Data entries
○ ○ ○ ○ ○ ○ ○

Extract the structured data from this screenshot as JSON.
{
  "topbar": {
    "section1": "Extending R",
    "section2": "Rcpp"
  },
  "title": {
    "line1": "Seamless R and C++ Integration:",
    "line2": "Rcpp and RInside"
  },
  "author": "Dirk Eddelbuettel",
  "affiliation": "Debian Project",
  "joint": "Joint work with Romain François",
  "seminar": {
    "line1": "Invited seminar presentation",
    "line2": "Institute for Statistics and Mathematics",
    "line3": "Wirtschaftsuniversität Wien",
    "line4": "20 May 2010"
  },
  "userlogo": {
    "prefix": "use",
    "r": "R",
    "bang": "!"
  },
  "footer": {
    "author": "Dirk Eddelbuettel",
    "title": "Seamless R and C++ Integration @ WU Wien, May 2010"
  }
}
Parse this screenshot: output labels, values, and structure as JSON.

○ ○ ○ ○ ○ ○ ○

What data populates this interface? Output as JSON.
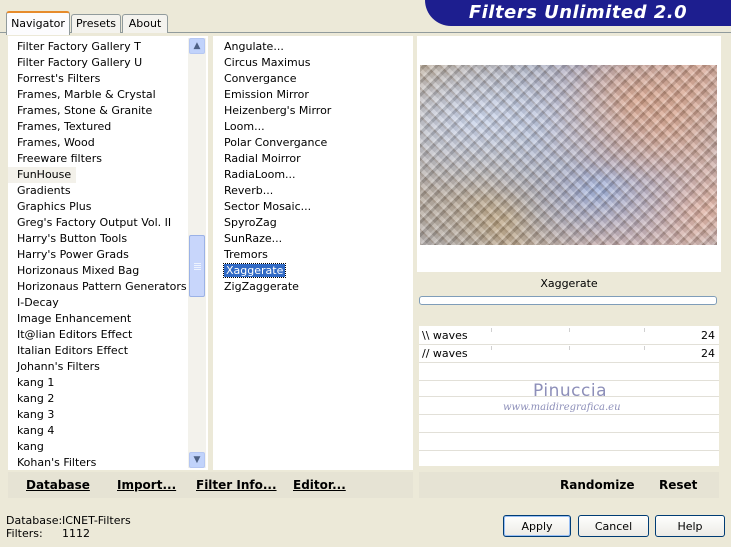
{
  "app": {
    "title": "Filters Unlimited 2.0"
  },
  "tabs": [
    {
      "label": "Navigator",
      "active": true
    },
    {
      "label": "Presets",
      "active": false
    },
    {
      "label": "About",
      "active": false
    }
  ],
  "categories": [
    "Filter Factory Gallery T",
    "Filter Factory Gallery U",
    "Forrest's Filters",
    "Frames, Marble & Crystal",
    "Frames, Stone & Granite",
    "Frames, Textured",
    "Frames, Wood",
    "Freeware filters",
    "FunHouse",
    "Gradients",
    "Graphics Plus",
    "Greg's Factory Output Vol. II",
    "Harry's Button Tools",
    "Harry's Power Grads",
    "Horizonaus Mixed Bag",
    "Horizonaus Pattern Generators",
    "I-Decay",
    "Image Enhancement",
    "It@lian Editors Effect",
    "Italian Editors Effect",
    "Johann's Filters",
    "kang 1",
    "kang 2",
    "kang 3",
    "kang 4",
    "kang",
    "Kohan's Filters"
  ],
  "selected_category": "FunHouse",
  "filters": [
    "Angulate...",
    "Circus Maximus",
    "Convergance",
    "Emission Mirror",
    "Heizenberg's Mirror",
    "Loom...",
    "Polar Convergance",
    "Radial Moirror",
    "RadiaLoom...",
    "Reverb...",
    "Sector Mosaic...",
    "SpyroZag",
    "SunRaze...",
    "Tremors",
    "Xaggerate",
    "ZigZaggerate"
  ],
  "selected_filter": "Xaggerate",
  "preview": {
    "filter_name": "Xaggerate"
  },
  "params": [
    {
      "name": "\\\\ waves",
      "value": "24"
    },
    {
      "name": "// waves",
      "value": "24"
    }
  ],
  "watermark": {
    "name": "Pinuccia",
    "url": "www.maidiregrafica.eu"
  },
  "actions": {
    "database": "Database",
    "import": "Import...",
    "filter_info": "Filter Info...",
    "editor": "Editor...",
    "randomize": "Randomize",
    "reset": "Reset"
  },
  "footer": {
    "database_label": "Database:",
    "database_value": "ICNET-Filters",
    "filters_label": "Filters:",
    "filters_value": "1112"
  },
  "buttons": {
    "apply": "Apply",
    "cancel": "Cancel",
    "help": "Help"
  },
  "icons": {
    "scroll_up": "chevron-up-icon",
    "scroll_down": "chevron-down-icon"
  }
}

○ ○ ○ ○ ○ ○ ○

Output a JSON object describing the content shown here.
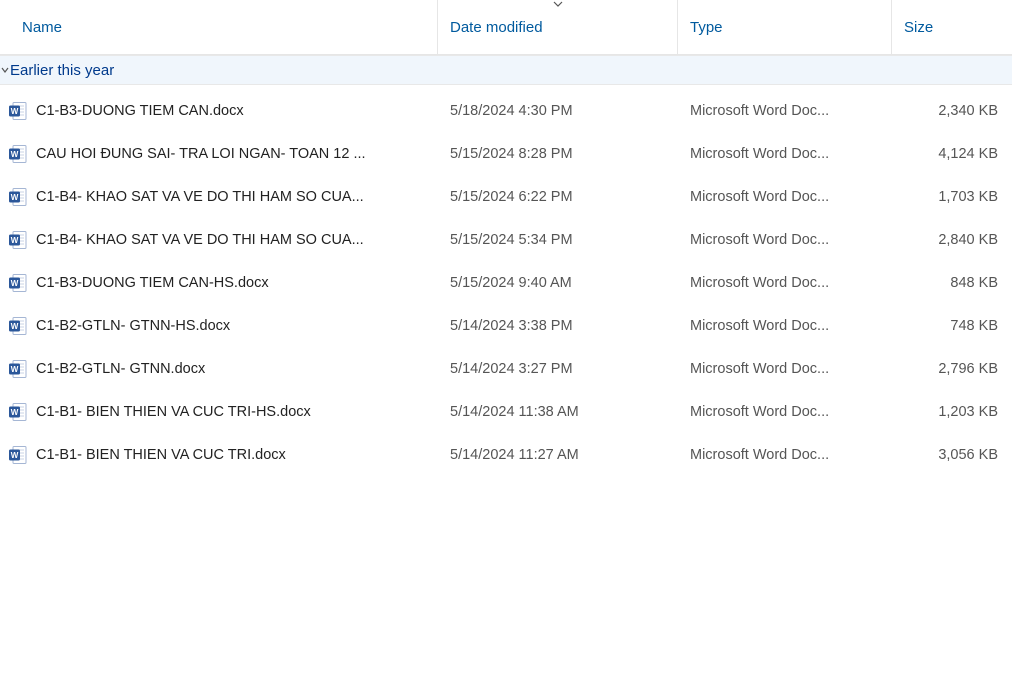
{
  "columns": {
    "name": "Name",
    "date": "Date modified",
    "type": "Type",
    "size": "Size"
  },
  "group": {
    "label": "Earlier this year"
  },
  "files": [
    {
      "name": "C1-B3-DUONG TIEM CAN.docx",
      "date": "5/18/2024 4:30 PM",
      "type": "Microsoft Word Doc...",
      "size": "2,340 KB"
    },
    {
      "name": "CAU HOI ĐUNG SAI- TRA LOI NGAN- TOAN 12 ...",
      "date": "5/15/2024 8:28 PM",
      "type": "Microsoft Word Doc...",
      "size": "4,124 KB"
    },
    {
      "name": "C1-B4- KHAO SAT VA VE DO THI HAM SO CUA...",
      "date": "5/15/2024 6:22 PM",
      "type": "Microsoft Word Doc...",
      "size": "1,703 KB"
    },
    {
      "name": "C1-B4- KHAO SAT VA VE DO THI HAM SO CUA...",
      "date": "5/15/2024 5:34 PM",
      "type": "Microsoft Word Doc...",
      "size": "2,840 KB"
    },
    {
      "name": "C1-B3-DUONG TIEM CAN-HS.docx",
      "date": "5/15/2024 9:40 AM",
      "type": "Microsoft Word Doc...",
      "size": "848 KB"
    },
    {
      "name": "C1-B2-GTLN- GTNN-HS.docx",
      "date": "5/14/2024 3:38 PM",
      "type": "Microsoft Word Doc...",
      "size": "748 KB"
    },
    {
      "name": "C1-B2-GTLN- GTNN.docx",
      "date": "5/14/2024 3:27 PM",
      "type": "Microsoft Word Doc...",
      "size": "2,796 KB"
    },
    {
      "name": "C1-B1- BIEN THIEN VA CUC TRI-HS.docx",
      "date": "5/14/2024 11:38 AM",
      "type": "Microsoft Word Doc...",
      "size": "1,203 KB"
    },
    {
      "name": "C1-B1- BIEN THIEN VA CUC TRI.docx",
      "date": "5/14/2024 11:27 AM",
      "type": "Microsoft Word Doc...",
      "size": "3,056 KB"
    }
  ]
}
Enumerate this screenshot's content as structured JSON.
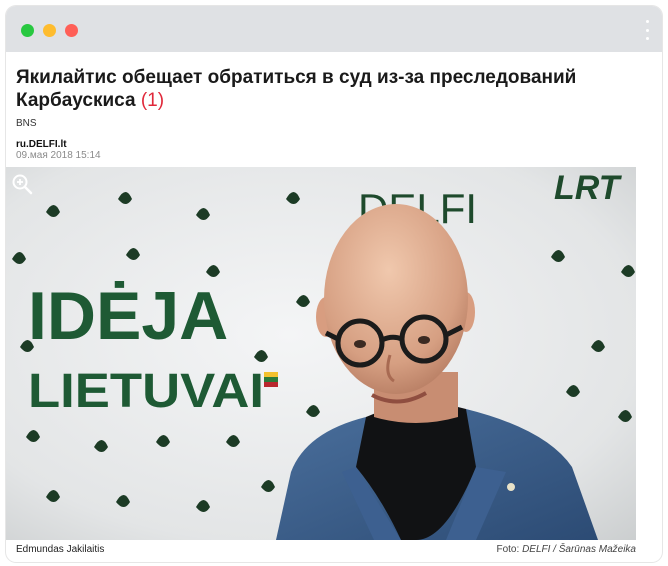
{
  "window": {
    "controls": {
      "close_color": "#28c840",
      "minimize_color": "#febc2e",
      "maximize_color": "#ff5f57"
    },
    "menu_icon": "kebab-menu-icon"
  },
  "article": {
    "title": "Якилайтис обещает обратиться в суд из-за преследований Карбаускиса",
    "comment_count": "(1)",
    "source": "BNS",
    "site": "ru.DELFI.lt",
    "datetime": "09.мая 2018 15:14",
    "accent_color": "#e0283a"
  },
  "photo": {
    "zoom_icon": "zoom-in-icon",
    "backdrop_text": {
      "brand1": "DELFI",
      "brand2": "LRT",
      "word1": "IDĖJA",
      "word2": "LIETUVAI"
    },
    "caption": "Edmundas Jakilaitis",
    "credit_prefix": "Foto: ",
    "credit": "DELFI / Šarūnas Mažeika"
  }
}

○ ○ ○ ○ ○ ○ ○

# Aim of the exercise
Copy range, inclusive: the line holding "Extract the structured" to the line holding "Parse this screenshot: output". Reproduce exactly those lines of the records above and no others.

# Answer for the task
Extract the structured data from this screenshot as JSON.
{
  "topbar": {
    "section1": "Extending R",
    "section2": "Rcpp"
  },
  "title": {
    "line1": "Seamless R and C++ Integration:",
    "line2": "Rcpp and RInside"
  },
  "author": "Dirk Eddelbuettel",
  "affiliation": "Debian Project",
  "joint": "Joint work with Romain François",
  "seminar": {
    "line1": "Invited seminar presentation",
    "line2": "Institute for Statistics and Mathematics",
    "line3": "Wirtschaftsuniversität Wien",
    "line4": "20 May 2010"
  },
  "userlogo": {
    "prefix": "use",
    "r": "R",
    "bang": "!"
  },
  "footer": {
    "author": "Dirk Eddelbuettel",
    "title": "Seamless R and C++ Integration @ WU Wien, May 2010"
  }
}
Parse this screenshot: output labels, values, and structure as JSON.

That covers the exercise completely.